  • Introducing ways to support asynchronous calls interatively, to enable apps to pick up migration paths via Windows APIs projection/Windows Desktop Bridge, enable scenarios for async WebAPI, SignalR, Azure Function, etc. calls, so WinForms backends can modernized and even migrated to the cloud.

What would not make the bar:

  • New functionality which modern Desktop UIs like WPF or WinUI clearly have already
  • Functionality, which would "stretch" a Windows Desktop App to be a mobile, Multi-Media or IoT app.
  • Domain-specific custom controls, which are already provided by the vast variety of third party control vendors

Please note
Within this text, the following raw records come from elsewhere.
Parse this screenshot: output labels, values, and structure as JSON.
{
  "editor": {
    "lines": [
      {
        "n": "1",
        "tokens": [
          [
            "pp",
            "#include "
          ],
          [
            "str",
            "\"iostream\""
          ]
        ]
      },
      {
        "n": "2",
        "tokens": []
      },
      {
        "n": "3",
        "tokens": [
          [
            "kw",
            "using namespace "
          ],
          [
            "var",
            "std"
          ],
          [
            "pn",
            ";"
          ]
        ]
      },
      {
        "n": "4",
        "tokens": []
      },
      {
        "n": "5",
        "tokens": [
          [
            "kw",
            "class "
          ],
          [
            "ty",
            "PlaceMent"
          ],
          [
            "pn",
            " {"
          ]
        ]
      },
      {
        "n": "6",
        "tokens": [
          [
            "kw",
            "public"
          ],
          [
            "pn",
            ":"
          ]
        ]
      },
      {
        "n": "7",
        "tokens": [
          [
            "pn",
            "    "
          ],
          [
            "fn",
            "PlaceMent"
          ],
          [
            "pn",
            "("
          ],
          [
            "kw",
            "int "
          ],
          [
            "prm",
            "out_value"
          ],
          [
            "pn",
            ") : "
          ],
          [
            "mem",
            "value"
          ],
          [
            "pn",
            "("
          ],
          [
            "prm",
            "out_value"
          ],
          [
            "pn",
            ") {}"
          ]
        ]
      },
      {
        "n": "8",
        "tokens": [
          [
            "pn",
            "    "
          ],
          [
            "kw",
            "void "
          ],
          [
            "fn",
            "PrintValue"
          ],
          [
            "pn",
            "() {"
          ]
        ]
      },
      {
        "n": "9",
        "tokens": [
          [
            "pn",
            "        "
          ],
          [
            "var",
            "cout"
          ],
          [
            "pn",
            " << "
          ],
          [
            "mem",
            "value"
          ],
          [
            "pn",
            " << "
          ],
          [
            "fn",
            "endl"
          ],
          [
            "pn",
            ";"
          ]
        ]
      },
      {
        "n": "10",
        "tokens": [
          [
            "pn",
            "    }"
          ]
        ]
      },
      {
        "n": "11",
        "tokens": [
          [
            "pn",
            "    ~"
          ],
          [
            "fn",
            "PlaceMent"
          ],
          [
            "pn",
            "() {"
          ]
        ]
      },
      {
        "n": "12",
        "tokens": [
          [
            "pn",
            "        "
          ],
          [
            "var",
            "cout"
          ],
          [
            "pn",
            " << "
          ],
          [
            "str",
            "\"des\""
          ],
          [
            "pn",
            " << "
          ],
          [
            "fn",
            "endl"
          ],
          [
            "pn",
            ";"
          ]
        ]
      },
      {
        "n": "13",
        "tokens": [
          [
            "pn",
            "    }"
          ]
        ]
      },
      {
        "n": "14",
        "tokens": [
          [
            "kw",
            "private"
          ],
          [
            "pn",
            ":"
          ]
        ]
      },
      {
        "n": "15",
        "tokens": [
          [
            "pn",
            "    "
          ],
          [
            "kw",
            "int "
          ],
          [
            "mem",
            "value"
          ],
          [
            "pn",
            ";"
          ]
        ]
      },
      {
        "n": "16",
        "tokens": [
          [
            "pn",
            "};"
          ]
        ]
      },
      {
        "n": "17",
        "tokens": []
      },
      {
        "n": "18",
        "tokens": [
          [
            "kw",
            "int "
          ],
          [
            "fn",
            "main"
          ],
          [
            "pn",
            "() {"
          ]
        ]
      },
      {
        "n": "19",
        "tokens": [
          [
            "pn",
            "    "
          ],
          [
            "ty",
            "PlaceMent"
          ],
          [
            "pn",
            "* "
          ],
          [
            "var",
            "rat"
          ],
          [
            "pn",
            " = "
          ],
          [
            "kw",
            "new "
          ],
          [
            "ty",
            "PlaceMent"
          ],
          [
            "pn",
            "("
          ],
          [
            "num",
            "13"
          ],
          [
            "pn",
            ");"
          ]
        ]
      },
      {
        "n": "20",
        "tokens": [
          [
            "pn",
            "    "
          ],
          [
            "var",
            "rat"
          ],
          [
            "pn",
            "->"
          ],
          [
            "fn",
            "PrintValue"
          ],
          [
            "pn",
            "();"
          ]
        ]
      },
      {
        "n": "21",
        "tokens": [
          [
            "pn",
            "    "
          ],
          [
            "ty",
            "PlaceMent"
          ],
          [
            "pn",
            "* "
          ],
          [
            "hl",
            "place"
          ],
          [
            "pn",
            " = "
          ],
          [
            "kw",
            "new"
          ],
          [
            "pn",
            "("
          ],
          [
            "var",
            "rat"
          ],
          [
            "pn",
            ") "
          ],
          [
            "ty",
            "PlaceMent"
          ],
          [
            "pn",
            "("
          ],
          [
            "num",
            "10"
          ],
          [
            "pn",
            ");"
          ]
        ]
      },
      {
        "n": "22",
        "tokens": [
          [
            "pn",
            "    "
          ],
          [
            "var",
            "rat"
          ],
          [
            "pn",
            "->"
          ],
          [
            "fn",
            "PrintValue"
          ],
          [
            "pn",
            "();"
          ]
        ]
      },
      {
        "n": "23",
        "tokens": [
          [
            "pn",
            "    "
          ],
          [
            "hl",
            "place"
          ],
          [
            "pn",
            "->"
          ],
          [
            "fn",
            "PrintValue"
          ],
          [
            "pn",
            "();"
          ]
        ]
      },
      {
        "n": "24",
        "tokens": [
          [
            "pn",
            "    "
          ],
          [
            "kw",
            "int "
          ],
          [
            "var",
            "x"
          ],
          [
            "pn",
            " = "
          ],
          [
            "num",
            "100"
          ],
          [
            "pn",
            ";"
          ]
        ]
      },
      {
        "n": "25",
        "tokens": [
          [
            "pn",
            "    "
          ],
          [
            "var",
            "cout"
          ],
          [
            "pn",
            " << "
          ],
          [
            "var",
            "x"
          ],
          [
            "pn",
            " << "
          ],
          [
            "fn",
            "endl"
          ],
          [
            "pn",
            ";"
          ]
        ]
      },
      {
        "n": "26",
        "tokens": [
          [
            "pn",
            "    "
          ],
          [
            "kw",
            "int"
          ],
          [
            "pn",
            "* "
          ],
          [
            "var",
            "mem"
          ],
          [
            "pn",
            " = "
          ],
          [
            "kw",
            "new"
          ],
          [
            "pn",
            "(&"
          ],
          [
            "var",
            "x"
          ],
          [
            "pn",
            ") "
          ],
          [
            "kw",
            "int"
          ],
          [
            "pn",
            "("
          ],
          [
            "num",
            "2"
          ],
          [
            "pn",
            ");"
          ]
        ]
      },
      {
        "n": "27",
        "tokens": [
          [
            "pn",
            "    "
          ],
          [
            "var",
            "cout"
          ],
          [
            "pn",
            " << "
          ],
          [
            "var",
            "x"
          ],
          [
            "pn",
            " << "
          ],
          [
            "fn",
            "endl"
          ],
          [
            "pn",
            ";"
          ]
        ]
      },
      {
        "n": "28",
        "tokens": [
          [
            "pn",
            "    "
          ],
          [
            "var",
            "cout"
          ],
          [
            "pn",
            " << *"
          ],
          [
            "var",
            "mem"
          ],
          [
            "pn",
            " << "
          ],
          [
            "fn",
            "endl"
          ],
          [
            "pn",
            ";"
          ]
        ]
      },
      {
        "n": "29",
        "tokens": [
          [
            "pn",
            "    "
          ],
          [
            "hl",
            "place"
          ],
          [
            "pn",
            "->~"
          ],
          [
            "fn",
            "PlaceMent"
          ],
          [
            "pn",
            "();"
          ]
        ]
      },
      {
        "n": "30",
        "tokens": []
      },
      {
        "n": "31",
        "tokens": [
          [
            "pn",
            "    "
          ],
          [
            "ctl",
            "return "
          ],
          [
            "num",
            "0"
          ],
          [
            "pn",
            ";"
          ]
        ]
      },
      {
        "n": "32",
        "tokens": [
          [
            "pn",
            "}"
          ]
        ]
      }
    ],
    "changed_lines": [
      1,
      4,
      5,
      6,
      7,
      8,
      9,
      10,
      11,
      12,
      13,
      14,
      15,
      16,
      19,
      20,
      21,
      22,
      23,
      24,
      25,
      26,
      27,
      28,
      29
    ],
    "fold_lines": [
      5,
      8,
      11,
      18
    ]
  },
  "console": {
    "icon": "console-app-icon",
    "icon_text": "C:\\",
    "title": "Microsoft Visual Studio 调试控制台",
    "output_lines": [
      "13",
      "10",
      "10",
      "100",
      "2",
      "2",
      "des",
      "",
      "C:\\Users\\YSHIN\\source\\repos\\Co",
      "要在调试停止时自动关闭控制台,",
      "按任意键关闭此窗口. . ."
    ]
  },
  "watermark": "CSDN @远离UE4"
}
⚠️ This repository contains only implementations for Windows Forms for .NET platform.
It does not contain either:

  • The .NET Framework variant of Windows Forms. Issues with .NET Framework, including Windows Forms, should be filed on the Developer Community or Product Support websites. They should not be filed on this repository.
  • The Windows Forms Designer implementations. Issues with the Designer can be filed via VS Feedback tool (top right-hand side icon in Visual Studio) or be filed in this repo using the Windows Forms out-of-process designer issue template.

How can I contribute?

We welcome contributions! Many people all over the world have helped make this project better.

How to Engage, Contribute, and Provide Feedback

Some of the best ways to contribute are to try things out, file bugs, join in design conversations, and fix issues.

Reporting security issues

Security issues and bugs should be reported privately via email to the Microsoft Security Response Center (MSRC) secure@microsoft.com. You should receive a response within 24 hours. If for some reason you do not, please follow up via email to ensure we received your original message. Further information, including the MSRC PGP key, can be found in the Security TechCenter. Also see info about related Microsoft .NET Core and ASP.NET Core Bug Bounty Program.

Code of Conduct

This project uses the .NET Foundation Code of Conduct to define expected conduct in our community. Instances of abusive, harassing, or otherwise unacceptable behavior may be reported by contacting a project maintainer at conduct@dotnetfoundation.org.

License

.NET (including the Windows Forms repository) is licensed under the MIT license.

.NET Foundation

.NET Windows Forms is a .NET Foundation project.
See the .NET home repository to find other .NET-related projects.